§ BRIEF: Filter the records below, keeping only lines with the string "data".

§ INPUT MATERIAL:
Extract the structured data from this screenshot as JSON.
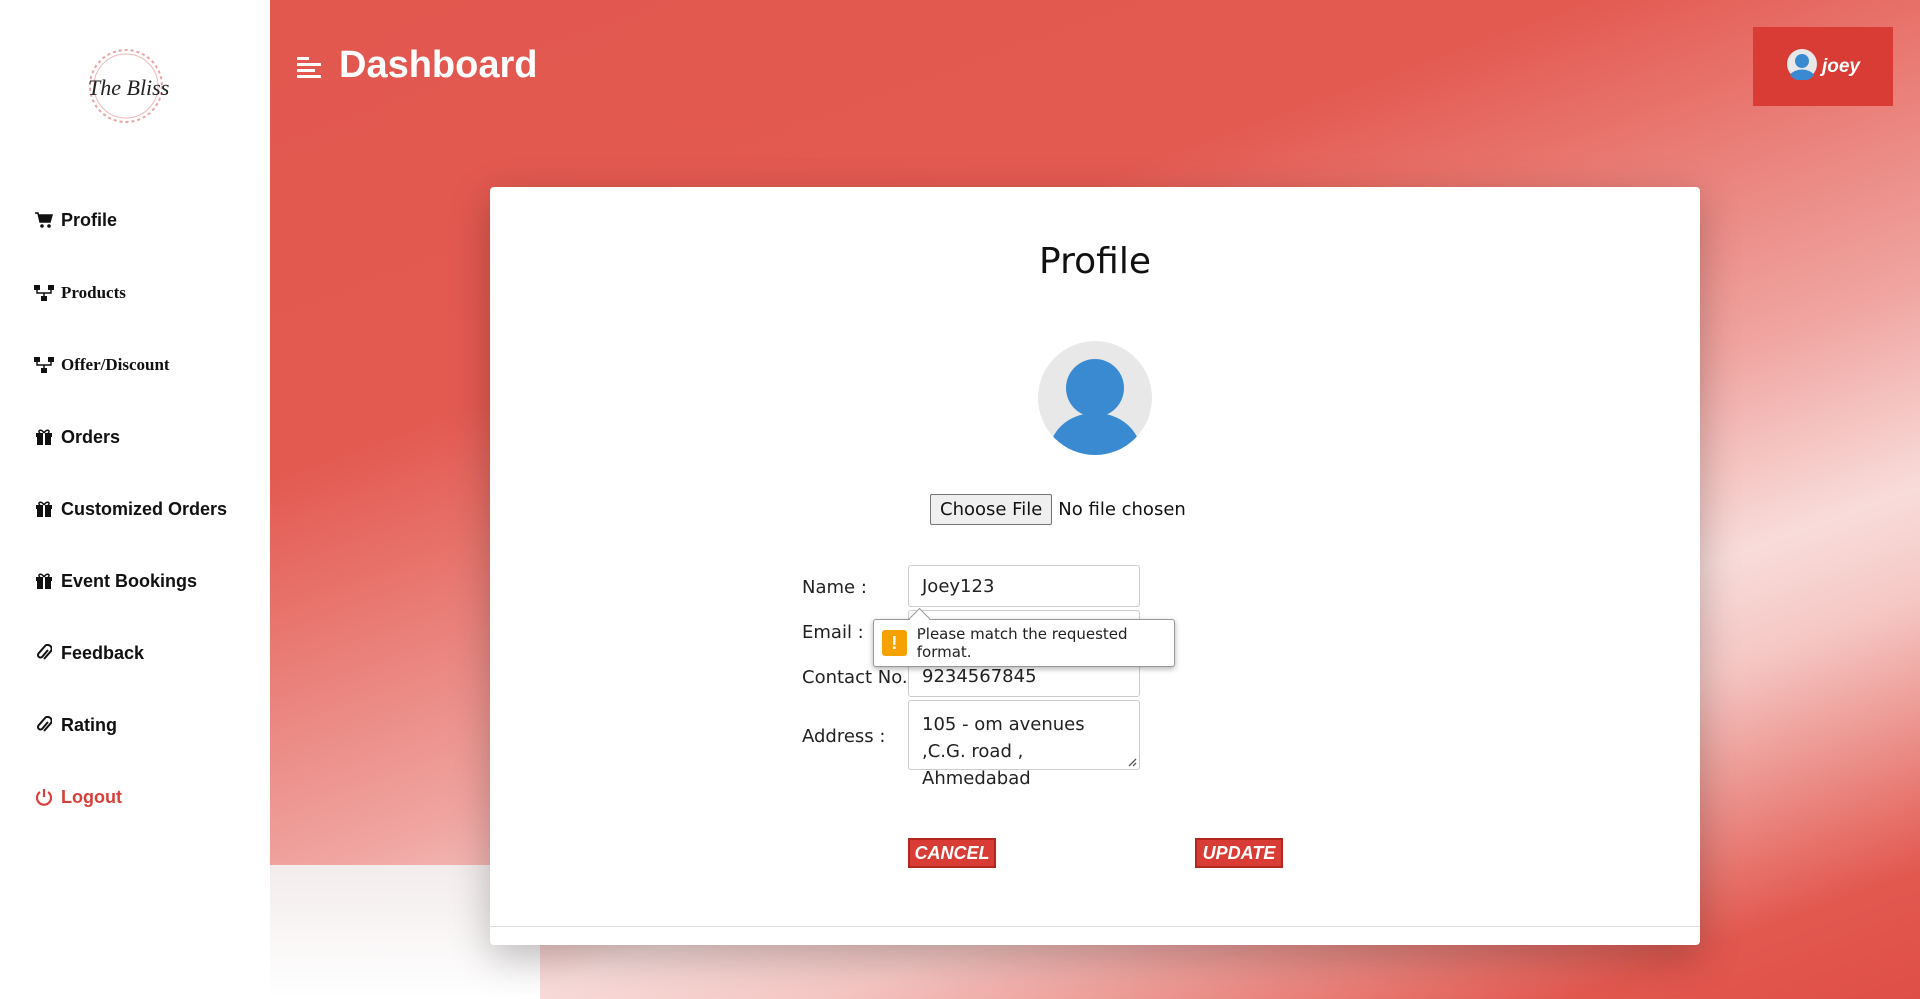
{
  "header": {
    "title": "Dashboard",
    "user_name": "joey"
  },
  "sidebar": {
    "logo_text": "The Bliss",
    "items": [
      {
        "label": "Profile",
        "icon": "cart-icon"
      },
      {
        "label": "Products",
        "icon": "sitemap-icon"
      },
      {
        "label": "Offer/Discount",
        "icon": "sitemap-icon"
      },
      {
        "label": "Orders",
        "icon": "gift-icon"
      },
      {
        "label": "Customized Orders",
        "icon": "gift-icon"
      },
      {
        "label": "Event Bookings",
        "icon": "gift-icon"
      },
      {
        "label": "Feedback",
        "icon": "paperclip-icon"
      },
      {
        "label": "Rating",
        "icon": "paperclip-icon"
      },
      {
        "label": "Logout",
        "icon": "power-icon"
      }
    ]
  },
  "profile": {
    "title": "Profile",
    "file_button": "Choose File",
    "file_status": "No file chosen",
    "name_label": "Name :",
    "name_value": "Joey123",
    "email_label": "Email :",
    "email_value": "",
    "contact_label": "Contact No. :",
    "contact_value": "9234567845",
    "address_label": "Address :",
    "address_value": "105 - om avenues ,C.G. road , Ahmedabad",
    "validation_message": "Please match the requested format.",
    "cancel_label": "CANCEL",
    "update_label": "UPDATE"
  },
  "colors": {
    "accent": "#d83c35",
    "avatar_blue": "#3a8ad1",
    "warning": "#f5a200"
  }
}
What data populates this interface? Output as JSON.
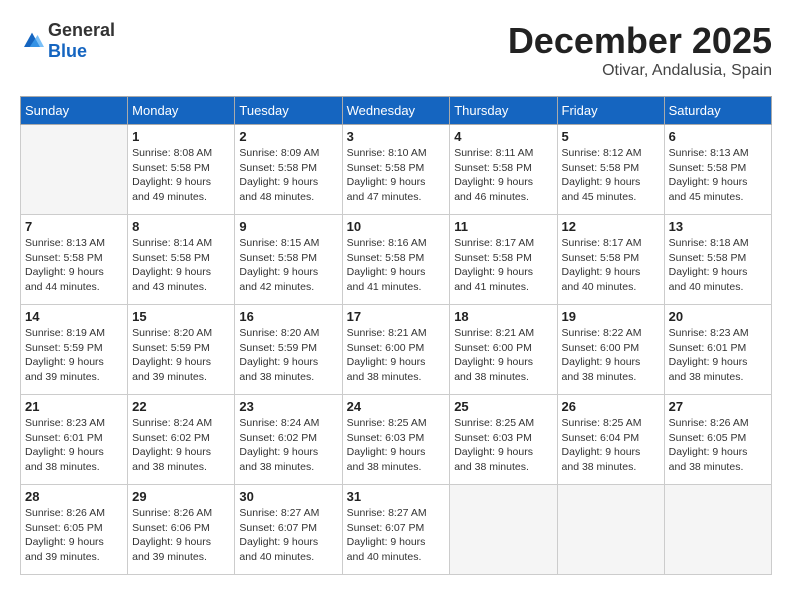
{
  "header": {
    "logo_general": "General",
    "logo_blue": "Blue",
    "month": "December 2025",
    "location": "Otivar, Andalusia, Spain"
  },
  "weekdays": [
    "Sunday",
    "Monday",
    "Tuesday",
    "Wednesday",
    "Thursday",
    "Friday",
    "Saturday"
  ],
  "weeks": [
    [
      {
        "day": "",
        "info": ""
      },
      {
        "day": "1",
        "info": "Sunrise: 8:08 AM\nSunset: 5:58 PM\nDaylight: 9 hours\nand 49 minutes."
      },
      {
        "day": "2",
        "info": "Sunrise: 8:09 AM\nSunset: 5:58 PM\nDaylight: 9 hours\nand 48 minutes."
      },
      {
        "day": "3",
        "info": "Sunrise: 8:10 AM\nSunset: 5:58 PM\nDaylight: 9 hours\nand 47 minutes."
      },
      {
        "day": "4",
        "info": "Sunrise: 8:11 AM\nSunset: 5:58 PM\nDaylight: 9 hours\nand 46 minutes."
      },
      {
        "day": "5",
        "info": "Sunrise: 8:12 AM\nSunset: 5:58 PM\nDaylight: 9 hours\nand 45 minutes."
      },
      {
        "day": "6",
        "info": "Sunrise: 8:13 AM\nSunset: 5:58 PM\nDaylight: 9 hours\nand 45 minutes."
      }
    ],
    [
      {
        "day": "7",
        "info": "Sunrise: 8:13 AM\nSunset: 5:58 PM\nDaylight: 9 hours\nand 44 minutes."
      },
      {
        "day": "8",
        "info": "Sunrise: 8:14 AM\nSunset: 5:58 PM\nDaylight: 9 hours\nand 43 minutes."
      },
      {
        "day": "9",
        "info": "Sunrise: 8:15 AM\nSunset: 5:58 PM\nDaylight: 9 hours\nand 42 minutes."
      },
      {
        "day": "10",
        "info": "Sunrise: 8:16 AM\nSunset: 5:58 PM\nDaylight: 9 hours\nand 41 minutes."
      },
      {
        "day": "11",
        "info": "Sunrise: 8:17 AM\nSunset: 5:58 PM\nDaylight: 9 hours\nand 41 minutes."
      },
      {
        "day": "12",
        "info": "Sunrise: 8:17 AM\nSunset: 5:58 PM\nDaylight: 9 hours\nand 40 minutes."
      },
      {
        "day": "13",
        "info": "Sunrise: 8:18 AM\nSunset: 5:58 PM\nDaylight: 9 hours\nand 40 minutes."
      }
    ],
    [
      {
        "day": "14",
        "info": "Sunrise: 8:19 AM\nSunset: 5:59 PM\nDaylight: 9 hours\nand 39 minutes."
      },
      {
        "day": "15",
        "info": "Sunrise: 8:20 AM\nSunset: 5:59 PM\nDaylight: 9 hours\nand 39 minutes."
      },
      {
        "day": "16",
        "info": "Sunrise: 8:20 AM\nSunset: 5:59 PM\nDaylight: 9 hours\nand 38 minutes."
      },
      {
        "day": "17",
        "info": "Sunrise: 8:21 AM\nSunset: 6:00 PM\nDaylight: 9 hours\nand 38 minutes."
      },
      {
        "day": "18",
        "info": "Sunrise: 8:21 AM\nSunset: 6:00 PM\nDaylight: 9 hours\nand 38 minutes."
      },
      {
        "day": "19",
        "info": "Sunrise: 8:22 AM\nSunset: 6:00 PM\nDaylight: 9 hours\nand 38 minutes."
      },
      {
        "day": "20",
        "info": "Sunrise: 8:23 AM\nSunset: 6:01 PM\nDaylight: 9 hours\nand 38 minutes."
      }
    ],
    [
      {
        "day": "21",
        "info": "Sunrise: 8:23 AM\nSunset: 6:01 PM\nDaylight: 9 hours\nand 38 minutes."
      },
      {
        "day": "22",
        "info": "Sunrise: 8:24 AM\nSunset: 6:02 PM\nDaylight: 9 hours\nand 38 minutes."
      },
      {
        "day": "23",
        "info": "Sunrise: 8:24 AM\nSunset: 6:02 PM\nDaylight: 9 hours\nand 38 minutes."
      },
      {
        "day": "24",
        "info": "Sunrise: 8:25 AM\nSunset: 6:03 PM\nDaylight: 9 hours\nand 38 minutes."
      },
      {
        "day": "25",
        "info": "Sunrise: 8:25 AM\nSunset: 6:03 PM\nDaylight: 9 hours\nand 38 minutes."
      },
      {
        "day": "26",
        "info": "Sunrise: 8:25 AM\nSunset: 6:04 PM\nDaylight: 9 hours\nand 38 minutes."
      },
      {
        "day": "27",
        "info": "Sunrise: 8:26 AM\nSunset: 6:05 PM\nDaylight: 9 hours\nand 38 minutes."
      }
    ],
    [
      {
        "day": "28",
        "info": "Sunrise: 8:26 AM\nSunset: 6:05 PM\nDaylight: 9 hours\nand 39 minutes."
      },
      {
        "day": "29",
        "info": "Sunrise: 8:26 AM\nSunset: 6:06 PM\nDaylight: 9 hours\nand 39 minutes."
      },
      {
        "day": "30",
        "info": "Sunrise: 8:27 AM\nSunset: 6:07 PM\nDaylight: 9 hours\nand 40 minutes."
      },
      {
        "day": "31",
        "info": "Sunrise: 8:27 AM\nSunset: 6:07 PM\nDaylight: 9 hours\nand 40 minutes."
      },
      {
        "day": "",
        "info": ""
      },
      {
        "day": "",
        "info": ""
      },
      {
        "day": "",
        "info": ""
      }
    ]
  ]
}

§ RESULT BELOW:
Extract the structured data from this screenshot as JSON.
What data populates this interface? Output as JSON.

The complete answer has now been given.